The GetAadTenantNameFromBaseUrl format is the copied Sharepoint site URL to an accepted format by the CreateAuthorizationCode function. The GetSharePointAuthorization additionally adds a default scope as a parameter.
The function then calls CreateAuthorizationCode from the Sharepoint Auth. Codeunit, which returns an interface containing the authorization code. If the authorization is successful, the connection should be fully established to the site, and the Connected variable can be set to true.
Saving a File with the Sharepoint connector module
The most basic action that can now be performed with the Sharepoint module is to save a file from a stream into a site. Saving a file requires a file name, an InStream, and a server-relative URL (Directory), which can be expressed similarly to a regular Windows directory “/sites/SPLN2/Shared Documents/etc.”.
Downloading a File with the Sharepoint connector module
Before attempting to perform any actions with a specific file within a sharepoint site, a list of files within a specific directory must be retrieved. The Sharepoint module contains two specific records that help temporarily store and use file and folder data:
- Table 9106 “SharePoint Folder”
- Table 9100 “SharePoint File”
Often, the Sharepoint Module will use these tables for storing retrieved data. The module’s Sharepoint Client codeunit contains 2 useful functions which can be used to retrieve a list of folders or files within a directory:
Both functions only require a relative path as a parameter and a temporary record to store that retrieved data. With the help of the file management codeunit, a function to download a file within a drive can be created, which only requires a directory as a parameter.
The only issue regarding downloading a file is that the DownloadFileContent function only prompts the user to download the file to their system instead of allowing the code to save the file to a stream. At the moment, the sharepoint module cannot return a stream with the file contents, but anyone within the Business Central community can resolve this in the future.
Retrieving lists with the Sharepoint connector module
Another major feature of the Sharepoint module would be its capability to retrieve lists of items from a site. This may allow the user to create their own navigation page to replicate file saving or opening dialogs.
The following functions have been created:
GetDocumentsRootFiles: This procedure is created to retrieve the root folder URL for later use. The procedure uses GetLists to retrieve all the lists available within the sharepoint site, but it filters out the “Documents” list specifically to access the stored files. The function later uses the previously mentioned functions to retrieve folder and file data.
GetFilesFromServerRelativeURL: The function uses the same 2 functions to retrieve a list of files and folders once the system knows the root folder URL or the server relative URL of any other folder within the Sharepoint site.
The procedures we have created can now be utilized for various purposes.

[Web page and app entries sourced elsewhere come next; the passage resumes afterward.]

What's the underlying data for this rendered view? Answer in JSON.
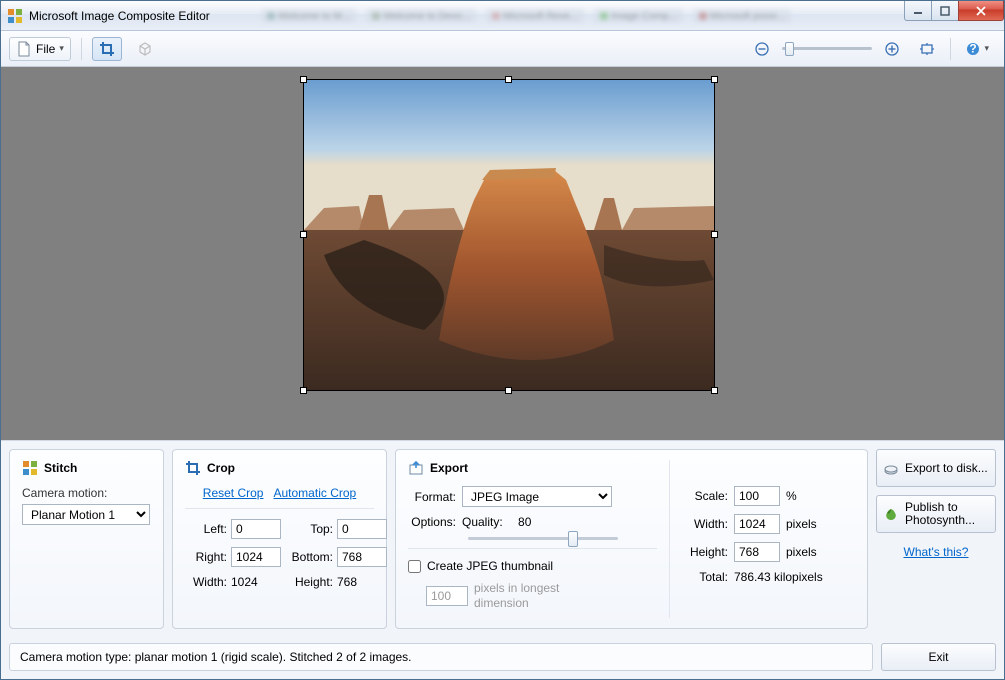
{
  "app": {
    "title": "Microsoft Image Composite Editor"
  },
  "toolbar": {
    "file_label": "File"
  },
  "stitch": {
    "heading": "Stitch",
    "camera_motion_label": "Camera motion:",
    "camera_motion_value": "Planar Motion 1"
  },
  "crop": {
    "heading": "Crop",
    "reset_label": "Reset Crop",
    "auto_label": "Automatic Crop",
    "left_label": "Left:",
    "left_value": "0",
    "top_label": "Top:",
    "top_value": "0",
    "right_label": "Right:",
    "right_value": "1024",
    "bottom_label": "Bottom:",
    "bottom_value": "768",
    "width_label": "Width:",
    "width_value": "1024",
    "height_label": "Height:",
    "height_value": "768"
  },
  "export": {
    "heading": "Export",
    "format_label": "Format:",
    "format_value": "JPEG Image",
    "options_label": "Options:",
    "quality_label": "Quality:",
    "quality_value": "80",
    "thumb_label": "Create JPEG thumbnail",
    "thumb_px_value": "100",
    "thumb_px_label": "pixels in longest dimension",
    "scale_label": "Scale:",
    "scale_value": "100",
    "scale_unit": "%",
    "width_label": "Width:",
    "width_value": "1024",
    "px": "pixels",
    "height_label": "Height:",
    "height_value": "768",
    "total_label": "Total:",
    "total_value": "786.43 kilopixels"
  },
  "side": {
    "export_disk": "Export to disk...",
    "publish": "Publish to Photosynth...",
    "whats": "What's this?"
  },
  "status": {
    "text": "Camera motion type: planar motion 1 (rigid scale). Stitched 2 of 2 images."
  },
  "footer": {
    "exit": "Exit"
  }
}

In this example, a temporary table with a list page has been created to store file data and display them in a list to allow the user to navigate through the site’s files.

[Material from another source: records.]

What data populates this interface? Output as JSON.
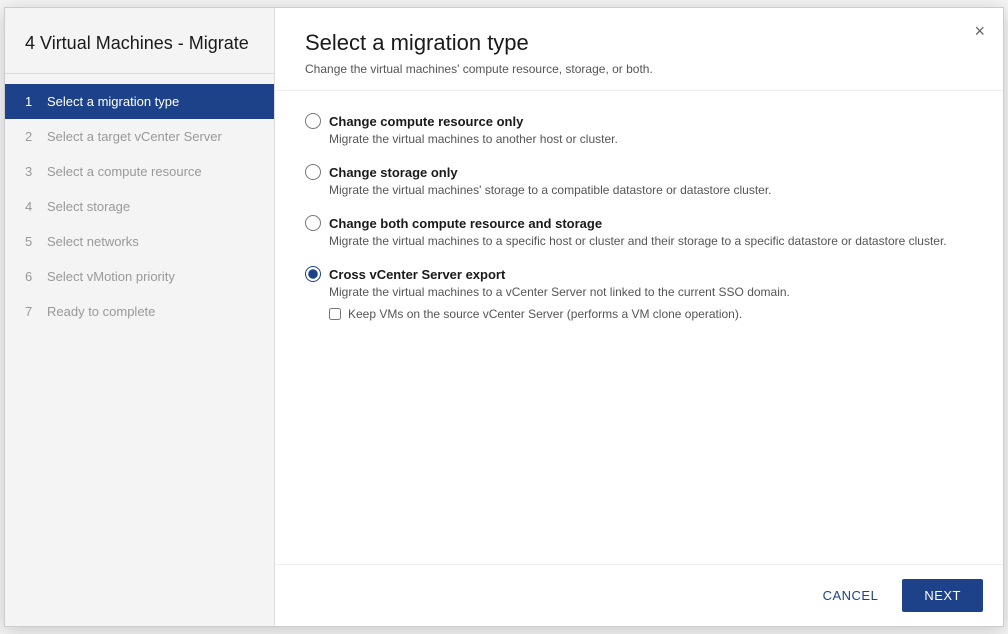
{
  "dialog": {
    "close_label": "×"
  },
  "sidebar": {
    "title": "4 Virtual Machines - Migrate",
    "steps": [
      {
        "num": "1",
        "label": "Select a migration type",
        "active": true
      },
      {
        "num": "2",
        "label": "Select a target vCenter Server",
        "active": false
      },
      {
        "num": "3",
        "label": "Select a compute resource",
        "active": false
      },
      {
        "num": "4",
        "label": "Select storage",
        "active": false
      },
      {
        "num": "5",
        "label": "Select networks",
        "active": false
      },
      {
        "num": "6",
        "label": "Select vMotion priority",
        "active": false
      },
      {
        "num": "7",
        "label": "Ready to complete",
        "active": false
      }
    ]
  },
  "main": {
    "title": "Select a migration type",
    "subtitle": "Change the virtual machines' compute resource, storage, or both.",
    "options": [
      {
        "id": "opt1",
        "label": "Change compute resource only",
        "desc": "Migrate the virtual machines to another host or cluster.",
        "selected": false
      },
      {
        "id": "opt2",
        "label": "Change storage only",
        "desc": "Migrate the virtual machines' storage to a compatible datastore or datastore cluster.",
        "selected": false
      },
      {
        "id": "opt3",
        "label": "Change both compute resource and storage",
        "desc": "Migrate the virtual machines to a specific host or cluster and their storage to a specific datastore or datastore cluster.",
        "selected": false
      },
      {
        "id": "opt4",
        "label": "Cross vCenter Server export",
        "desc": "Migrate the virtual machines to a vCenter Server not linked to the current SSO domain.",
        "selected": true,
        "checkbox_label": "Keep VMs on the source vCenter Server (performs a VM clone operation)."
      }
    ]
  },
  "footer": {
    "cancel_label": "CANCEL",
    "next_label": "NEXT"
  }
}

The appropriate list page has been created and supplied with the features created for the Sharepoint Management codeunit.
The Sharepoint module is a step forward for BC developers to have an easier alternative to create file managing capabilities for their application and participate in the extension and development of this and various other system application modules. Currently, the Sharepoint module still lacks several features to allow the user to replicate various file management scenarios in their cloud solution fully. Still, this can be remedied in a given time through community-made pull requests within Mirosoft’s GitHub.
The code presented in this guideline is available for download on GitHub.